This question regarding appropriate handling of hot concentrated aqueous $$\ce{NaOH}$$ - with particular concern for avoiding dissolution of borosilicate glassware and contamination of the $$\ce{NaOH}$$ solution and other reagents - led me to think of two possible solutions:

1. Coat the glassware with a silane, providing say a polyfluorinated or other inert protective coat

2. Avoid using glass, choose instead metal or plastic, if possible

Is either of these choices reasonable or common, or is there a better alternative? If so, which is best (considering chemical inertness, safety, complexity (including potentially cost), in that order of priority)?

In the case of choice 2, what commercial sources are there for such labware (for handling hot caustic solution for extended period). A cursory search - eg google and Merck website - did not turn up such products.

Note this question is about relatively small-scale labware (benchtop), not for reactors and the like. Volume max $$\pu{5 L}$$, $$\pu{1 M}$$ $$\ce{NaOH}$$, $$\pu{>100^oC}$$, exposure time >1 h.

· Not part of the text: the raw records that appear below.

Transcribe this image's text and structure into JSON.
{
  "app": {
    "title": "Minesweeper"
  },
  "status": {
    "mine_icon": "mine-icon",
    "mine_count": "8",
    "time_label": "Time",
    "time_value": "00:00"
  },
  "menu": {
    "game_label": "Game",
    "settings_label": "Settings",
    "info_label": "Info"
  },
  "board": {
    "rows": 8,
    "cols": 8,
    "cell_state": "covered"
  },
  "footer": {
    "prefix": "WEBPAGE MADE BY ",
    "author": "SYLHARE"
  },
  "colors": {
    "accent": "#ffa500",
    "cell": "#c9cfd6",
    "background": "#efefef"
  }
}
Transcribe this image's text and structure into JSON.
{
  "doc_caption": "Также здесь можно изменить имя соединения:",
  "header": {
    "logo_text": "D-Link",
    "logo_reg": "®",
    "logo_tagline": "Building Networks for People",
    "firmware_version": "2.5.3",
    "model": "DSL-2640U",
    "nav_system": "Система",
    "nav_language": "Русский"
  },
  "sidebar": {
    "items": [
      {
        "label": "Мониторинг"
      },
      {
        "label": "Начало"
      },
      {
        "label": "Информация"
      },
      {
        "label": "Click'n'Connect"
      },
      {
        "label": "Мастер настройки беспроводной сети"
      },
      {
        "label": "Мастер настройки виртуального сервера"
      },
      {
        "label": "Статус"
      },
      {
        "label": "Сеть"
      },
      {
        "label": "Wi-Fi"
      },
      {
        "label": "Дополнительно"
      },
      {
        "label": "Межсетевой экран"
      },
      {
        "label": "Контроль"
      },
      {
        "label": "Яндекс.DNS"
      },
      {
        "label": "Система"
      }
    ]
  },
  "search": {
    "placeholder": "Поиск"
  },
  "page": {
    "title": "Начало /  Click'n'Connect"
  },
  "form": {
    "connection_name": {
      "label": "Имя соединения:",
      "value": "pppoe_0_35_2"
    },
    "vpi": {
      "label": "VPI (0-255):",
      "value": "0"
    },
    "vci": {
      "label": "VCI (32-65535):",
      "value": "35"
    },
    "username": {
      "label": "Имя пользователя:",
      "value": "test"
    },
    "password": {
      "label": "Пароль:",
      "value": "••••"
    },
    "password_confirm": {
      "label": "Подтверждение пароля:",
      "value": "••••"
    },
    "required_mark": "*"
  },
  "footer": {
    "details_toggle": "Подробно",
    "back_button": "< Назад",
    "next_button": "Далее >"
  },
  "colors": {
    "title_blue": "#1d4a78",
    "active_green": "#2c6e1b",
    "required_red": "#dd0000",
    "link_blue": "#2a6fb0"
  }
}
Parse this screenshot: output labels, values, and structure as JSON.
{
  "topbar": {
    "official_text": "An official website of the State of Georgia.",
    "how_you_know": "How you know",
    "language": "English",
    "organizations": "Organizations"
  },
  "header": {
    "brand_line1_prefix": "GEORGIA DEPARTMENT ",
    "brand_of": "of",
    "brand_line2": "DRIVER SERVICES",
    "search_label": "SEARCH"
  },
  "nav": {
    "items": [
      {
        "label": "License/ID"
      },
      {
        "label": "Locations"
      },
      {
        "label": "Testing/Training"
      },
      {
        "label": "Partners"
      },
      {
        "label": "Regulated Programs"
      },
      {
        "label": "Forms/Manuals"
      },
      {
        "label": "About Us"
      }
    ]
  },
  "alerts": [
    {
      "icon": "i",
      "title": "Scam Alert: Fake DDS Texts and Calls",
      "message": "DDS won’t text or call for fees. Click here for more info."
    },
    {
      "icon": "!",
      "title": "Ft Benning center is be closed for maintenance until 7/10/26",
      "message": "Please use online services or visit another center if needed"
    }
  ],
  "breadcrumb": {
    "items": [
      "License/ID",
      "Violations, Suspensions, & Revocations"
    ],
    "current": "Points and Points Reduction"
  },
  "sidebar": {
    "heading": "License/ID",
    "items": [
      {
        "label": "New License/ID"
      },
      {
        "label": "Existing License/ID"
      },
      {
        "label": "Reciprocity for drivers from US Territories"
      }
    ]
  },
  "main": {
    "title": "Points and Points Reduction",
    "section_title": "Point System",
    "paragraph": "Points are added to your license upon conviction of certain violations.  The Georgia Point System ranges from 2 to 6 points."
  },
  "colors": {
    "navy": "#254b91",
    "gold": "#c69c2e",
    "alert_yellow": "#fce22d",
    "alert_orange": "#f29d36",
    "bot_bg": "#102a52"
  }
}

• Even a weak alkali solution should not be stored in glass or quartz vessels for an extended time as it will inevitably react with any glass ("hard" borosilicate glass reacts slower, but still). For a hot alkaline solution exposure should be limited to minutes, maybe an hour if the glass is thick enough. Old lab textbooks suggested to coat glassware used for storing alkali solutions from the inside with paraffin; these days teflon seems to be better alternative, as you suggested. – andselisk Aug 3 at 5:22
• @andselisk Thanks. Thermo-fisher offers plastic-coated glassware ("kimcote") but that's not ptfe and not sure it would hold up. I find it strange ptfe coated products are not more prominent in product catalogues. A websearch shows me hits that cater mostly to manufacturing, not labs. – Buck Thorn Aug 3 at 5:38
• TBH, I think we never bought teflon labware as it was always ridiculously overpriced. It was always cheaper and faster to craft own reactors with a lathe from a raw piece of teflon which is quite cheap (speaking of central Russia). – andselisk Aug 3 at 5:45